_What the task asks_
Repeat the whole listing, keeping every word and every line intact.

_Task inputs_
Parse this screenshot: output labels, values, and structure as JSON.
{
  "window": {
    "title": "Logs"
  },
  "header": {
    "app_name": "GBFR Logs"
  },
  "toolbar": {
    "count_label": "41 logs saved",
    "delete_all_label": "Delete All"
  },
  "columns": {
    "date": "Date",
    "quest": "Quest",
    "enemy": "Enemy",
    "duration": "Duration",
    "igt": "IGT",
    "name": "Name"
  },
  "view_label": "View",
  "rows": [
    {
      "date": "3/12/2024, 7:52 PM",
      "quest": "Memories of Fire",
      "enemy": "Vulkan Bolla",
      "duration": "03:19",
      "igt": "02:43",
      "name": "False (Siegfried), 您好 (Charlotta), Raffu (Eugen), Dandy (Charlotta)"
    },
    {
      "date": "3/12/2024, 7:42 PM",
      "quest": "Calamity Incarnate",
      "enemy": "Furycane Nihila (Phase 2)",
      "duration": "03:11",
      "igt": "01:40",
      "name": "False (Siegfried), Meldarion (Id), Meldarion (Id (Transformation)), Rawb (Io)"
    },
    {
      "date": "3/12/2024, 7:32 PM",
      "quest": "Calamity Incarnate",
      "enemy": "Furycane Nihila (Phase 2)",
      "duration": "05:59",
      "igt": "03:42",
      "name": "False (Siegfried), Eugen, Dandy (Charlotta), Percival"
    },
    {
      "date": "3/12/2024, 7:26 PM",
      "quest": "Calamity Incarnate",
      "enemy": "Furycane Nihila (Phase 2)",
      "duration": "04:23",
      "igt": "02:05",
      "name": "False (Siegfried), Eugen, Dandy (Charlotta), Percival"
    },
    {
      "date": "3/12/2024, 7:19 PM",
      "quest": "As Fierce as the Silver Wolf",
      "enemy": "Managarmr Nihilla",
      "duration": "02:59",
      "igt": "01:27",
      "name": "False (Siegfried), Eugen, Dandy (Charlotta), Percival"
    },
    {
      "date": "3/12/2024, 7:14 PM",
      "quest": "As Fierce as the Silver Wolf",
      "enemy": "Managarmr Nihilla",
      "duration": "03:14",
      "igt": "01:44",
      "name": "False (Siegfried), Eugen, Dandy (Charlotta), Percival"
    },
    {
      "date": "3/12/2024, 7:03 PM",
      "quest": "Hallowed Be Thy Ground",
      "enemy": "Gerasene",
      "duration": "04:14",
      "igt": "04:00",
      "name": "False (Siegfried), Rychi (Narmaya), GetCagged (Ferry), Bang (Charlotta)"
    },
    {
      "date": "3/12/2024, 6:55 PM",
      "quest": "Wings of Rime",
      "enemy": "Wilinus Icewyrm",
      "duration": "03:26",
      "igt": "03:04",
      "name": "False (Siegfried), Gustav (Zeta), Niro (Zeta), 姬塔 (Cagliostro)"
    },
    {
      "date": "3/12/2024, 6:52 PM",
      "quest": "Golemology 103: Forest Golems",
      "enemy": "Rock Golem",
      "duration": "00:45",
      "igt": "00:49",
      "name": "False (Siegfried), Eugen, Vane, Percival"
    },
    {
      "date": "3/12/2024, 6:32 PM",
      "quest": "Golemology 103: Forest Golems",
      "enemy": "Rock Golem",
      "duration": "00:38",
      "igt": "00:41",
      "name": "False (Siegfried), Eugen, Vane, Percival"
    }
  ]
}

_Answer below_
Parse this screenshot: output labels, values, and structure as JSON.
{
  "window": {
    "title": "Logs"
  },
  "header": {
    "app_name": "GBFR Logs"
  },
  "toolbar": {
    "count_label": "41 logs saved",
    "delete_all_label": "Delete All"
  },
  "columns": {
    "date": "Date",
    "quest": "Quest",
    "enemy": "Enemy",
    "duration": "Duration",
    "igt": "IGT",
    "name": "Name"
  },
  "view_label": "View",
  "rows": [
    {
      "date": "3/12/2024, 7:52 PM",
      "quest": "Memories of Fire",
      "enemy": "Vulkan Bolla",
      "duration": "03:19",
      "igt": "02:43",
      "name": "False (Siegfried), 您好 (Charlotta), Raffu (Eugen), Dandy (Charlotta)"
    },
    {
      "date": "3/12/2024, 7:42 PM",
      "quest": "Calamity Incarnate",
      "enemy": "Furycane Nihila (Phase 2)",
      "duration": "03:11",
      "igt": "01:40",
      "name": "False (Siegfried), Meldarion (Id), Meldarion (Id (Transformation)), Rawb (Io)"
    },
    {
      "date": "3/12/2024, 7:32 PM",
      "quest": "Calamity Incarnate",
      "enemy": "Furycane Nihila (Phase 2)",
      "duration": "05:59",
      "igt": "03:42",
      "name": "False (Siegfried), Eugen, Dandy (Charlotta), Percival"
    },
    {
      "date": "3/12/2024, 7:26 PM",
      "quest": "Calamity Incarnate",
      "enemy": "Furycane Nihila (Phase 2)",
      "duration": "04:23",
      "igt": "02:05",
      "name": "False (Siegfried), Eugen, Dandy (Charlotta), Percival"
    },
    {
      "date": "3/12/2024, 7:19 PM",
      "quest": "As Fierce as the Silver Wolf",
      "enemy": "Managarmr Nihilla",
      "duration": "02:59",
      "igt": "01:27",
      "name": "False (Siegfried), Eugen, Dandy (Charlotta), Percival"
    },
    {
      "date": "3/12/2024, 7:14 PM",
      "quest": "As Fierce as the Silver Wolf",
      "enemy": "Managarmr Nihilla",
      "duration": "03:14",
      "igt": "01:44",
      "name": "False (Siegfried), Eugen, Dandy (Charlotta), Percival"
    },
    {
      "date": "3/12/2024, 7:03 PM",
      "quest": "Hallowed Be Thy Ground",
      "enemy": "Gerasene",
      "duration": "04:14",
      "igt": "04:00",
      "name": "False (Siegfried), Rychi (Narmaya), GetCagged (Ferry), Bang (Charlotta)"
    },
    {
      "date": "3/12/2024, 6:55 PM",
      "quest": "Wings of Rime",
      "enemy": "Wilinus Icewyrm",
      "duration": "03:26",
      "igt": "03:04",
      "name": "False (Siegfried), Gustav (Zeta), Niro (Zeta), 姬塔 (Cagliostro)"
    },
    {
      "date": "3/12/2024, 6:52 PM",
      "quest": "Golemology 103: Forest Golems",
      "enemy": "Rock Golem",
      "duration": "00:45",
      "igt": "00:49",
      "name": "False (Siegfried), Eugen, Vane, Percival"
    },
    {
      "date": "3/12/2024, 6:32 PM",
      "quest": "Golemology 103: Forest Golems",
      "enemy": "Rock Golem",
      "duration": "00:38",
      "igt": "00:41",
      "name": "False (Siegfried), Eugen, Vane, Percival"
    }
  ]
}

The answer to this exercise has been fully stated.